giant platelets in the blood, but the genetic basis for this variant is unknown.
symptoms in classical Alport Syndrome (XLAS)
The first subtle manifestations of classical
Alport Syndrome (XLAS) usually appear early in life. Blood in the urine
(hematuria) may be detectable by one year of age in about 15% of cases, and by
six years of age in about 70% of cases. Occasionally, there may be brief
episodes lasting for days during which the blood is visible to the eye; pain or
other symptoms do not accompany these episodes. Leak of protein in the urine is
not usually evident in infancy, but increases during the first two decades. If a
renal biopsy is performed in the first few years of life, segments of the renal
basement membranes may be somewhat thin, but the characteristic unraveled
appearance of basement membrane collagen may not be evident until several years
later. As time goes by, the basement membranes become progressively thickened or
fibrosed in parallel with decreasing overall function of the kidney.
Progressive loss of kidney function in Alport
Syndrome is variable. In some families, affected males may require dialysis as
early as 20 years and invariably by 31 years of age; in others, dialysis is not
needed until about 40 years. Deafness is bilateral, but may be subtle in
childhood. Formal audiometric studies detect some level of hearing abnormality
in about 85% of affected boys by age 15 and many require hearing aids by the age

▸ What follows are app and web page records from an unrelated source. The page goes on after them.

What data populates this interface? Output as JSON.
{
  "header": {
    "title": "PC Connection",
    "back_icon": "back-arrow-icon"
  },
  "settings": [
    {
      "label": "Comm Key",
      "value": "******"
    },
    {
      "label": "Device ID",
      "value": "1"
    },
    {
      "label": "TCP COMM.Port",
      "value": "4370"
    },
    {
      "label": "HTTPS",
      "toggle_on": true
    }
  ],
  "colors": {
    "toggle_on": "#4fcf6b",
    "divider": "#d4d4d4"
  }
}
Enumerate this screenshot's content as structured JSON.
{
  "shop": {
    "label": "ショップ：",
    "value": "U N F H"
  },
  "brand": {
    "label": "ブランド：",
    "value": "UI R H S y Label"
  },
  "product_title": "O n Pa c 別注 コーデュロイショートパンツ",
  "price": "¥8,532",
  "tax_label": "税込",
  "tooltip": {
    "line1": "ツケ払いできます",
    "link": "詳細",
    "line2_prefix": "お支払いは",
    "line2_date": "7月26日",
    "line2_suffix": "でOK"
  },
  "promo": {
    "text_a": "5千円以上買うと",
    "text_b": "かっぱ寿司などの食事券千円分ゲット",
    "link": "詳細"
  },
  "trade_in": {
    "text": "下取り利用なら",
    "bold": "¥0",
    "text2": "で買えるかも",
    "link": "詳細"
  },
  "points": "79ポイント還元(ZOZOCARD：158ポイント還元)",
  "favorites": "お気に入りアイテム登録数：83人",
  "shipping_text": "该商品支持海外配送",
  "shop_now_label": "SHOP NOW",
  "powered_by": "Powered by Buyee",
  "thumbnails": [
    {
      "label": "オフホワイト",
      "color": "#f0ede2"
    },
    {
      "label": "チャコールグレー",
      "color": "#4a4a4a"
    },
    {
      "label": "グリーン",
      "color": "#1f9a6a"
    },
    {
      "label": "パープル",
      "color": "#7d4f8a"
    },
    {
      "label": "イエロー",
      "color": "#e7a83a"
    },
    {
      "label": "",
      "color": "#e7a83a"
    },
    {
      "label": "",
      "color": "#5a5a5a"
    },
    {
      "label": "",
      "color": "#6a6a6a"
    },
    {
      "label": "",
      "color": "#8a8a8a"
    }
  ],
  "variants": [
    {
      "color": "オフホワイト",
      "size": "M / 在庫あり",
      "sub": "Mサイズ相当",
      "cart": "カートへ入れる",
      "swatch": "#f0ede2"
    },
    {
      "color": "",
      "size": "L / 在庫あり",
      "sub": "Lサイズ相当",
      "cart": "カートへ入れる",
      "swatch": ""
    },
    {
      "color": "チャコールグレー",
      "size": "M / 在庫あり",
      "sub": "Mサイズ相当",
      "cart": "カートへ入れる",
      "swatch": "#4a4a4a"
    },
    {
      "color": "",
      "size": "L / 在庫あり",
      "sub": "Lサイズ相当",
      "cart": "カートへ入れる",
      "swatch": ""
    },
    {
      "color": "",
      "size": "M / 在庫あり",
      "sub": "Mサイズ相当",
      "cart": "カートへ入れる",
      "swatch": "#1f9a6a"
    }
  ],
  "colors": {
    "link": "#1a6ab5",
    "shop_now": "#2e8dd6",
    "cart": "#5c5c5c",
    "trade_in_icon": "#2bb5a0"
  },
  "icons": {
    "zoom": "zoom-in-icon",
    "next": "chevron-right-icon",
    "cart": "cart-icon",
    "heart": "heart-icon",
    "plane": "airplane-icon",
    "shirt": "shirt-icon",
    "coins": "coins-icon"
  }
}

of 25. About 25-30% of patients have a characteristic abnormality of the shape
of the lens, as well as changes in the retina at the back of the eye. Although
useful in diagnosis, these problems are not usually associated with severe loss

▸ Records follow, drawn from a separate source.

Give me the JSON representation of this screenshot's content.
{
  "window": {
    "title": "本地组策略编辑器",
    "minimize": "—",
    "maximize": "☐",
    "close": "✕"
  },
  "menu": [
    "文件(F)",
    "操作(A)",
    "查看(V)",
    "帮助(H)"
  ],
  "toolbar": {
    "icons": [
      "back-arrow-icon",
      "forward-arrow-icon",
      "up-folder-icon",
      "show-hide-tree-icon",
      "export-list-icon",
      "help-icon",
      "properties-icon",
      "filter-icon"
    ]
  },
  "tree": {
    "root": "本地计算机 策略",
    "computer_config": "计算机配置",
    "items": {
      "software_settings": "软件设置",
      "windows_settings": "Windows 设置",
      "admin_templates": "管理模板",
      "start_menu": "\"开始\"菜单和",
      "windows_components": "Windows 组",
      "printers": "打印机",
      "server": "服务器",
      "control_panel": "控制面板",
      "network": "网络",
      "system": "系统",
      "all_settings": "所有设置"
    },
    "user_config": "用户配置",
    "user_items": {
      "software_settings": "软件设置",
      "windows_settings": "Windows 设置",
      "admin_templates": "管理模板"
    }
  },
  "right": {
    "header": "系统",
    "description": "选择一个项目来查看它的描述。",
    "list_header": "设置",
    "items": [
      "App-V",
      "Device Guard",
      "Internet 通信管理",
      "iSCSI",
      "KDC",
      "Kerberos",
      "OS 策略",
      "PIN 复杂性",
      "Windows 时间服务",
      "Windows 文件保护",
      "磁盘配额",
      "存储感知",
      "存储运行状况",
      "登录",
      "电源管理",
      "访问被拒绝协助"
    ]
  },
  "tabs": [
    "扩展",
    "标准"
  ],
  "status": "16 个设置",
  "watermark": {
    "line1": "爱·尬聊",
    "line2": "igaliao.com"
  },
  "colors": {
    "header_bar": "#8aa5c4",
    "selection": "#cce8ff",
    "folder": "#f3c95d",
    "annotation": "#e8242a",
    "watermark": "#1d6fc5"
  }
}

Transplantation in Alport Syndrome
In general, long-term results of renal
transplantation in Alport Syndrome are satisfactory and comparable to
transplantation for other conditions. However, there are two important concerns
which must be addressed. If a family member wishes to serve as a kidney donor,
special care must be taken to ensure that the donor is unaffected. Often this
may require a renal biopsy and/or consultation with a genetics specialist.
Secondly, there are a small number of males with classical X-linked Alport
Syndrome whose Col 4A5 gene is entirely absent (deleted as opposed to modified).
When these patients are transplanted with a normal kidney, their immune system
recognizes the normal Col 4A5 collagen as a new, foreign (unaccustomed) protein
and mounts an unusually strong response. Often the transplanted kidney is
rapidly rejected in such cases.
As outlined above, the genetics of Alport
Syndrome is complex. Diagnosis in young children may be tricky, even with the
help of a renal biopsy. Some centers are able to perform specialized analysis
(immunohistochemistry) of renal biopsy tissue or molecular genetic testing
(linkage analysis) to identify the form of Alport Syndrome involved. However,
these studies are usually performed on a research basis and are not available as
a routine clinical test. Thus, there is a strong case to be made for genetic
counselling of families with young children at risk, anticipated pregnancies or